Search each line of the data for the word "PERIODO"; copy every line where it is found.

**SUPPLIED MATERIAL**
=== Begin Enclosure ===

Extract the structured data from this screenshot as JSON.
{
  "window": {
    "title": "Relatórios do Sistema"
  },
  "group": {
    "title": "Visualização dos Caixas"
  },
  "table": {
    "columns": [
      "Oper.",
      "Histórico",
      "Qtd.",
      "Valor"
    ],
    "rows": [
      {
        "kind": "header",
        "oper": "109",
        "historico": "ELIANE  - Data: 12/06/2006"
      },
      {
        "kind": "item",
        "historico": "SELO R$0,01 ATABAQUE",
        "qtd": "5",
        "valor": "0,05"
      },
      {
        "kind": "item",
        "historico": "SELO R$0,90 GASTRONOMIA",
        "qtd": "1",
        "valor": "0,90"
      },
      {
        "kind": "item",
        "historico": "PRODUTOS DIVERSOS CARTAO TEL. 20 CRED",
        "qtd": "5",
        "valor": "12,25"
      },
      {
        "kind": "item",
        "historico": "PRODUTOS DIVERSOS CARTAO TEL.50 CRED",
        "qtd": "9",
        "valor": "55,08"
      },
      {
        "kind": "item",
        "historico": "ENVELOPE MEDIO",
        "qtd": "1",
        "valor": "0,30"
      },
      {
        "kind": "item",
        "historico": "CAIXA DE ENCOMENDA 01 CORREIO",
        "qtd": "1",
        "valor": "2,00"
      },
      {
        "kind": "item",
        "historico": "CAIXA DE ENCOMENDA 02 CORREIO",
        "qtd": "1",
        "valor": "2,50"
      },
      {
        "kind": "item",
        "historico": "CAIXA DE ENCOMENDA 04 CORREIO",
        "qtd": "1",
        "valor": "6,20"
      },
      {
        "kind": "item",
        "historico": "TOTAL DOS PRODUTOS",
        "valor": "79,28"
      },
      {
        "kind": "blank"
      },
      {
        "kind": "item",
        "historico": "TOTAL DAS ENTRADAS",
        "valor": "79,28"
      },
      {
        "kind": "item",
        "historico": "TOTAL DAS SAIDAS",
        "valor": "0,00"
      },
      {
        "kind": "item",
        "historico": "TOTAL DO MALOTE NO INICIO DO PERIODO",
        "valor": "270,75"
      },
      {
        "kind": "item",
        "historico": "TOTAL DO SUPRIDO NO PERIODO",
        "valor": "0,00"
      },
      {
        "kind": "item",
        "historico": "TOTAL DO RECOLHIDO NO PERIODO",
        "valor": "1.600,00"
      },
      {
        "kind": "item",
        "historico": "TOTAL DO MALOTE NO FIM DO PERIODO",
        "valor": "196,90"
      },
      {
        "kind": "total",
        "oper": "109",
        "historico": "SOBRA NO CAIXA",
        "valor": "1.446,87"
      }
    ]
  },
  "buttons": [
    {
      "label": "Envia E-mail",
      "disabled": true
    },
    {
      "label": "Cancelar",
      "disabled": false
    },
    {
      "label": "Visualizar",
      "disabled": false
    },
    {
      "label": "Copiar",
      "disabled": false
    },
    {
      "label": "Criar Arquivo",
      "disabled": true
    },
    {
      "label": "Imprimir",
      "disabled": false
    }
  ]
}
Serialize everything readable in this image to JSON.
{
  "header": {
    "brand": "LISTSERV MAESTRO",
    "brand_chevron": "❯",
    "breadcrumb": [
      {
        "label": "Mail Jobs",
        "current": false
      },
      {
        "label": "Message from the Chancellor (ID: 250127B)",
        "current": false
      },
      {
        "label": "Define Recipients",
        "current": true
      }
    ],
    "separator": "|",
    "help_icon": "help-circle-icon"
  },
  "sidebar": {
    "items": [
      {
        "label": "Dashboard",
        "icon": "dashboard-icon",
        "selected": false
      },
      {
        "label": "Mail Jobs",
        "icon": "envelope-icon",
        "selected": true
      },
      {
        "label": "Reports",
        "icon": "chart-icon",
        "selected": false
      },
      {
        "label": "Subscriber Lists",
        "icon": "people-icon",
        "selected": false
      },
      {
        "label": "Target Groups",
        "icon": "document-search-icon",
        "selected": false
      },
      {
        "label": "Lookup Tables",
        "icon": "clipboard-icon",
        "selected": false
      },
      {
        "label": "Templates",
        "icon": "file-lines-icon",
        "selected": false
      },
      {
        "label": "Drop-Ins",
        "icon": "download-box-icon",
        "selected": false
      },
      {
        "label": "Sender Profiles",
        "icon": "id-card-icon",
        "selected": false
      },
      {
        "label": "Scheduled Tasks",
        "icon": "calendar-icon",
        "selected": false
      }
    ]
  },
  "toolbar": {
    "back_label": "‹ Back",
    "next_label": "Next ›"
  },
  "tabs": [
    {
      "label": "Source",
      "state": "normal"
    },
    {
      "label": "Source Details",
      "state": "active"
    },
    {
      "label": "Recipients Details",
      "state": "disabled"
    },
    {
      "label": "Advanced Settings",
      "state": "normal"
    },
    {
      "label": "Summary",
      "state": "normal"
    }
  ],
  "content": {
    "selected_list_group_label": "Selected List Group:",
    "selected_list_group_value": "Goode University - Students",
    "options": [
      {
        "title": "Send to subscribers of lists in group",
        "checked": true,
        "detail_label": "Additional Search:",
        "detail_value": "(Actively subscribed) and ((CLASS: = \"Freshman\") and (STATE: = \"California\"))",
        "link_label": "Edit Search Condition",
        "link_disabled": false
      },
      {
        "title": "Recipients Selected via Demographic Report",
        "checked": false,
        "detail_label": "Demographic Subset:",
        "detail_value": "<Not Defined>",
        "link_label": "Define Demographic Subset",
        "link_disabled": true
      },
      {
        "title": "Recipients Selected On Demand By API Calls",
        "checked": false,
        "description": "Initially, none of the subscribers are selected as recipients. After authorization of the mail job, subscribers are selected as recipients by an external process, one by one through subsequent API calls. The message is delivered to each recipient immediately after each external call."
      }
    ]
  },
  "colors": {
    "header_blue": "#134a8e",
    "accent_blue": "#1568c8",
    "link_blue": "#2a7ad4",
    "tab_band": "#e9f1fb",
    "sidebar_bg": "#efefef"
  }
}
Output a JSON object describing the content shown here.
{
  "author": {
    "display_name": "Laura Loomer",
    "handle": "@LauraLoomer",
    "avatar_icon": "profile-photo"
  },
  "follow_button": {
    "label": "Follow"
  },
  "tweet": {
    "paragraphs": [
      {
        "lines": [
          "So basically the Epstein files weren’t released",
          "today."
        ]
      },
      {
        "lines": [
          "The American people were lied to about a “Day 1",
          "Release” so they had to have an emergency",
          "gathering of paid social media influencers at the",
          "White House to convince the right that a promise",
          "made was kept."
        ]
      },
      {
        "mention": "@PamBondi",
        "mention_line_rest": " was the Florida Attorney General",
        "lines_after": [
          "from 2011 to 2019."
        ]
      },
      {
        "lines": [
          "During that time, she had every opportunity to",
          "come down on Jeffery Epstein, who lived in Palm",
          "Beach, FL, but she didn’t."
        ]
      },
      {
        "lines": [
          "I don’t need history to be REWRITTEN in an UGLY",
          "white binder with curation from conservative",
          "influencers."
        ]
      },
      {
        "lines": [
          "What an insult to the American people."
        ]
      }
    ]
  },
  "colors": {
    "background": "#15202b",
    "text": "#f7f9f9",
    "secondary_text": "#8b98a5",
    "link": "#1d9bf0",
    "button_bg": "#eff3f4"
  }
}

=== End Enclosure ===

**SOLUTION FOR THIS EXERCISE**
        "historico": "TOTAL DO MALOTE NO INICIO DO PERIODO",
        "historico": "TOTAL DO SUPRIDO NO PERIODO",
        "historico": "TOTAL DO RECOLHIDO NO PERIODO",
        "historico": "TOTAL DO MALOTE NO FIM DO PERIODO",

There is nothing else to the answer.